Conservatorship is more limited in scope and concerns only the Protected Person’s financial matters when they need assistance. If found necessary, a Conservator will be appointed make the financial decisions including the ability to:
To be a legal Guardian, the person must be over the age of 18 and be competent to care for the Protected Person. A legal Guardian cannot be incapacitated or incapable of handling the guardianship duties. The person does not have to be a relative of the Protected Person. Massachusetts does allow for two people to serve as Co-Guardians of the Protected Person. Another alternative is to name a Primary and a Successor Guardian. This sometimes occurs in situations where an elderly parent may name a sibling to take over duties for caring for a Protected Person in the event of something happening to the parent.
Yes, a legal Guardian can make medical decisions for the Protected Person. These decisions are typically limited to authorizing routine, noninvasive, non-experimental treatments. However, the Guardian must seek court authorization if antipsychotic medications need to be administered or for extraordinary medical authority. If the Protected Person needs to be treated in a mental health facility, a special court hearing is required.
A guardianship or conservatorship must be filed with the Probate and Family Court in the county in which the person resides. For example, if the Protected Person lives in Acton or Sudbury, the filing would be in the Middlesex Probate and Family Court. If the Protected Person lives out of state but is planning to move to Massachusetts, the petition would be filed in the county where the person intends to live.

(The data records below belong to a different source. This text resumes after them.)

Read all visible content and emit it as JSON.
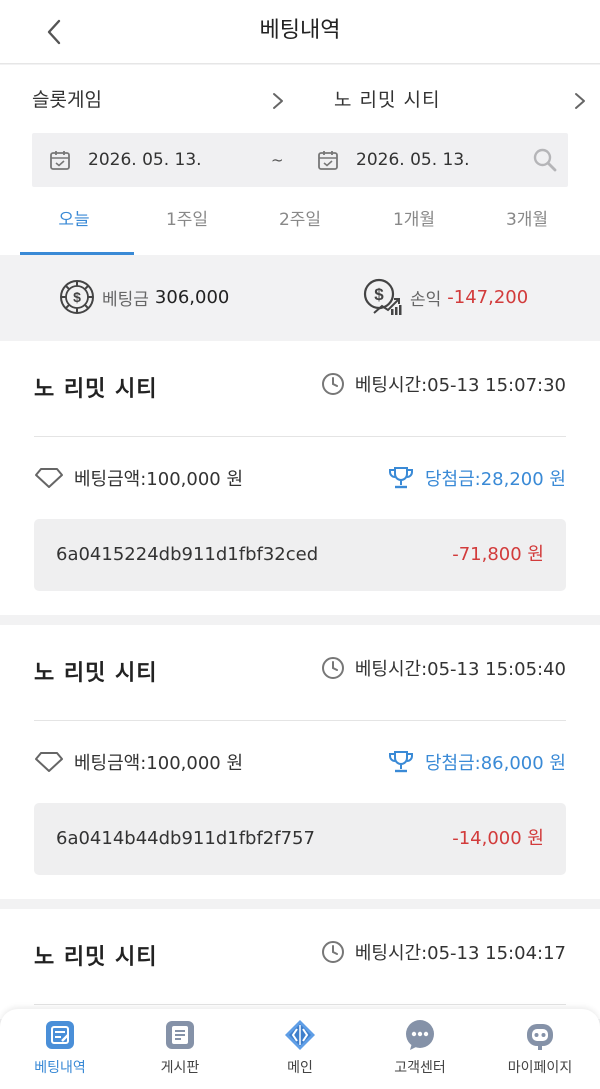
{
  "header": {
    "title": "베팅내역"
  },
  "filter": {
    "game_type": "슬롯게임",
    "selected_game": "노 리밋 시티",
    "date_start": "2026. 05. 13.",
    "date_separator": "~",
    "date_end": "2026. 05. 13."
  },
  "tabs": [
    {
      "label": "오늘",
      "active": true
    },
    {
      "label": "1주일",
      "active": false
    },
    {
      "label": "2주일",
      "active": false
    },
    {
      "label": "1개월",
      "active": false
    },
    {
      "label": "3개월",
      "active": false
    }
  ],
  "summary": {
    "bet_label": "베팅금",
    "bet_value": "306,000",
    "pnl_label": "손익",
    "pnl_value": "-147,200"
  },
  "records": [
    {
      "game": "노 리밋 시티",
      "time": "베팅시간:05-13 15:07:30",
      "bet": "베팅금액:100,000 원",
      "win": "당첨금:28,200 원",
      "hash": "6a0415224db911d1fbf32ced",
      "pnl": "-71,800 원"
    },
    {
      "game": "노 리밋 시티",
      "time": "베팅시간:05-13 15:05:40",
      "bet": "베팅금액:100,000 원",
      "win": "당첨금:86,000 원",
      "hash": "6a0414b44db911d1fbf2f757",
      "pnl": "-14,000 원"
    },
    {
      "game": "노 리밋 시티",
      "time": "베팅시간:05-13 15:04:17"
    }
  ],
  "bottom_nav": [
    {
      "label": "베팅내역",
      "icon": "bet-history-icon",
      "active": true
    },
    {
      "label": "게시판",
      "icon": "board-icon",
      "active": false
    },
    {
      "label": "메인",
      "icon": "main-icon",
      "active": false
    },
    {
      "label": "고객센터",
      "icon": "chat-icon",
      "active": false
    },
    {
      "label": "마이페이지",
      "icon": "robot-icon",
      "active": false
    }
  ],
  "colors": {
    "accent": "#3a8ad6",
    "negative": "#d23b3b"
  }
}
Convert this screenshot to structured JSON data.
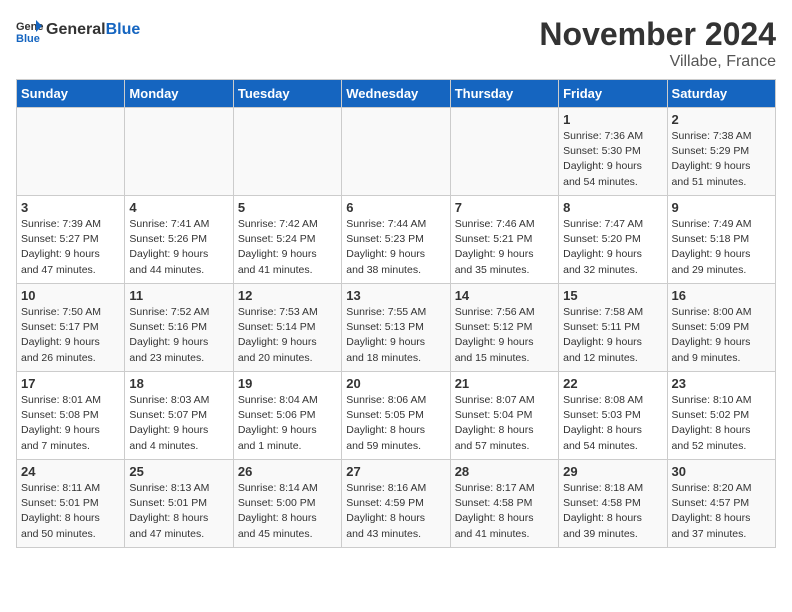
{
  "header": {
    "logo_general": "General",
    "logo_blue": "Blue",
    "title": "November 2024",
    "location": "Villabe, France"
  },
  "days_of_week": [
    "Sunday",
    "Monday",
    "Tuesday",
    "Wednesday",
    "Thursday",
    "Friday",
    "Saturday"
  ],
  "weeks": [
    [
      {
        "day": "",
        "detail": ""
      },
      {
        "day": "",
        "detail": ""
      },
      {
        "day": "",
        "detail": ""
      },
      {
        "day": "",
        "detail": ""
      },
      {
        "day": "",
        "detail": ""
      },
      {
        "day": "1",
        "detail": "Sunrise: 7:36 AM\nSunset: 5:30 PM\nDaylight: 9 hours\nand 54 minutes."
      },
      {
        "day": "2",
        "detail": "Sunrise: 7:38 AM\nSunset: 5:29 PM\nDaylight: 9 hours\nand 51 minutes."
      }
    ],
    [
      {
        "day": "3",
        "detail": "Sunrise: 7:39 AM\nSunset: 5:27 PM\nDaylight: 9 hours\nand 47 minutes."
      },
      {
        "day": "4",
        "detail": "Sunrise: 7:41 AM\nSunset: 5:26 PM\nDaylight: 9 hours\nand 44 minutes."
      },
      {
        "day": "5",
        "detail": "Sunrise: 7:42 AM\nSunset: 5:24 PM\nDaylight: 9 hours\nand 41 minutes."
      },
      {
        "day": "6",
        "detail": "Sunrise: 7:44 AM\nSunset: 5:23 PM\nDaylight: 9 hours\nand 38 minutes."
      },
      {
        "day": "7",
        "detail": "Sunrise: 7:46 AM\nSunset: 5:21 PM\nDaylight: 9 hours\nand 35 minutes."
      },
      {
        "day": "8",
        "detail": "Sunrise: 7:47 AM\nSunset: 5:20 PM\nDaylight: 9 hours\nand 32 minutes."
      },
      {
        "day": "9",
        "detail": "Sunrise: 7:49 AM\nSunset: 5:18 PM\nDaylight: 9 hours\nand 29 minutes."
      }
    ],
    [
      {
        "day": "10",
        "detail": "Sunrise: 7:50 AM\nSunset: 5:17 PM\nDaylight: 9 hours\nand 26 minutes."
      },
      {
        "day": "11",
        "detail": "Sunrise: 7:52 AM\nSunset: 5:16 PM\nDaylight: 9 hours\nand 23 minutes."
      },
      {
        "day": "12",
        "detail": "Sunrise: 7:53 AM\nSunset: 5:14 PM\nDaylight: 9 hours\nand 20 minutes."
      },
      {
        "day": "13",
        "detail": "Sunrise: 7:55 AM\nSunset: 5:13 PM\nDaylight: 9 hours\nand 18 minutes."
      },
      {
        "day": "14",
        "detail": "Sunrise: 7:56 AM\nSunset: 5:12 PM\nDaylight: 9 hours\nand 15 minutes."
      },
      {
        "day": "15",
        "detail": "Sunrise: 7:58 AM\nSunset: 5:11 PM\nDaylight: 9 hours\nand 12 minutes."
      },
      {
        "day": "16",
        "detail": "Sunrise: 8:00 AM\nSunset: 5:09 PM\nDaylight: 9 hours\nand 9 minutes."
      }
    ],
    [
      {
        "day": "17",
        "detail": "Sunrise: 8:01 AM\nSunset: 5:08 PM\nDaylight: 9 hours\nand 7 minutes."
      },
      {
        "day": "18",
        "detail": "Sunrise: 8:03 AM\nSunset: 5:07 PM\nDaylight: 9 hours\nand 4 minutes."
      },
      {
        "day": "19",
        "detail": "Sunrise: 8:04 AM\nSunset: 5:06 PM\nDaylight: 9 hours\nand 1 minute."
      },
      {
        "day": "20",
        "detail": "Sunrise: 8:06 AM\nSunset: 5:05 PM\nDaylight: 8 hours\nand 59 minutes."
      },
      {
        "day": "21",
        "detail": "Sunrise: 8:07 AM\nSunset: 5:04 PM\nDaylight: 8 hours\nand 57 minutes."
      },
      {
        "day": "22",
        "detail": "Sunrise: 8:08 AM\nSunset: 5:03 PM\nDaylight: 8 hours\nand 54 minutes."
      },
      {
        "day": "23",
        "detail": "Sunrise: 8:10 AM\nSunset: 5:02 PM\nDaylight: 8 hours\nand 52 minutes."
      }
    ],
    [
      {
        "day": "24",
        "detail": "Sunrise: 8:11 AM\nSunset: 5:01 PM\nDaylight: 8 hours\nand 50 minutes."
      },
      {
        "day": "25",
        "detail": "Sunrise: 8:13 AM\nSunset: 5:01 PM\nDaylight: 8 hours\nand 47 minutes."
      },
      {
        "day": "26",
        "detail": "Sunrise: 8:14 AM\nSunset: 5:00 PM\nDaylight: 8 hours\nand 45 minutes."
      },
      {
        "day": "27",
        "detail": "Sunrise: 8:16 AM\nSunset: 4:59 PM\nDaylight: 8 hours\nand 43 minutes."
      },
      {
        "day": "28",
        "detail": "Sunrise: 8:17 AM\nSunset: 4:58 PM\nDaylight: 8 hours\nand 41 minutes."
      },
      {
        "day": "29",
        "detail": "Sunrise: 8:18 AM\nSunset: 4:58 PM\nDaylight: 8 hours\nand 39 minutes."
      },
      {
        "day": "30",
        "detail": "Sunrise: 8:20 AM\nSunset: 4:57 PM\nDaylight: 8 hours\nand 37 minutes."
      }
    ]
  ]
}
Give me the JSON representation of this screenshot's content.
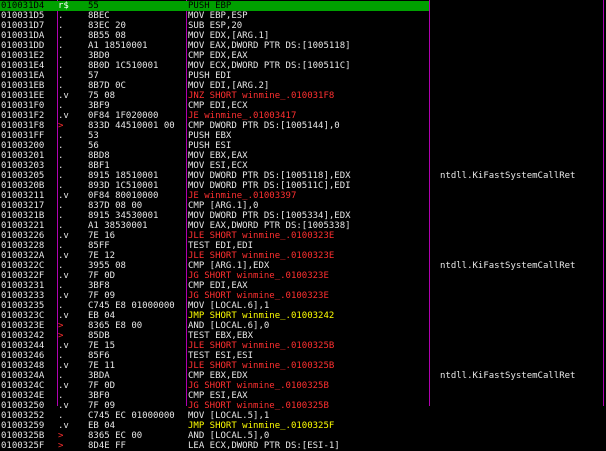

The short answer is yes. A Guardian or Conservator appointed in another state can ask the Massachusetts Probate and Family Court to accept the transfer from another state. A separate petition must be filed with the court accompanied by several documents including the appropriate bond before the transfer will be considered.
A temporary guardianship lasts for 90 days. A permanent guardianship does not have an end date. It typically ends in one of the following situations:
Phil came to the field of elder law and estate planning through his own family experiences in caring and planning for close family members afflicted with dementia and Alzheimer’s. He witnessed firsthand the challenges caregivers must endure, while at the same time, maximizing the quality of life for the loved ones.
Generations Law Group serves clients in the Boston Massachusetts area, and our offices are located in Acton, MA, and Sudbury, MA. We are easy to talk to, so feel free to call for an appointment. Our team will make the process as smooth as possible.
” Generations Law Group helped us years ago with providing guidance for my mother-in-law. They did such a great job that my husband and I recently had them prepare all of our legal documents (updated wills, health care proxies, etc.). We were very happy with the people there and how easy and comfortable the process was. ”
Estate planning is more than just the preparation of documents: it’s the process of planning ahead for the efficient transfer of your estate by combining your wishes and values with the laws of Massachusetts. Generations Law Group works with you every step of the way to ensure your estate plan performs as you intend.
Building a relationship with our experienced, compassionate attorneys to discuss your individual situation – family dynamics, financial situation, property and other possessions is the first step. Your attorney will get to know you, and your goals and values. They will work with you to create a plan so you can leave your legacy.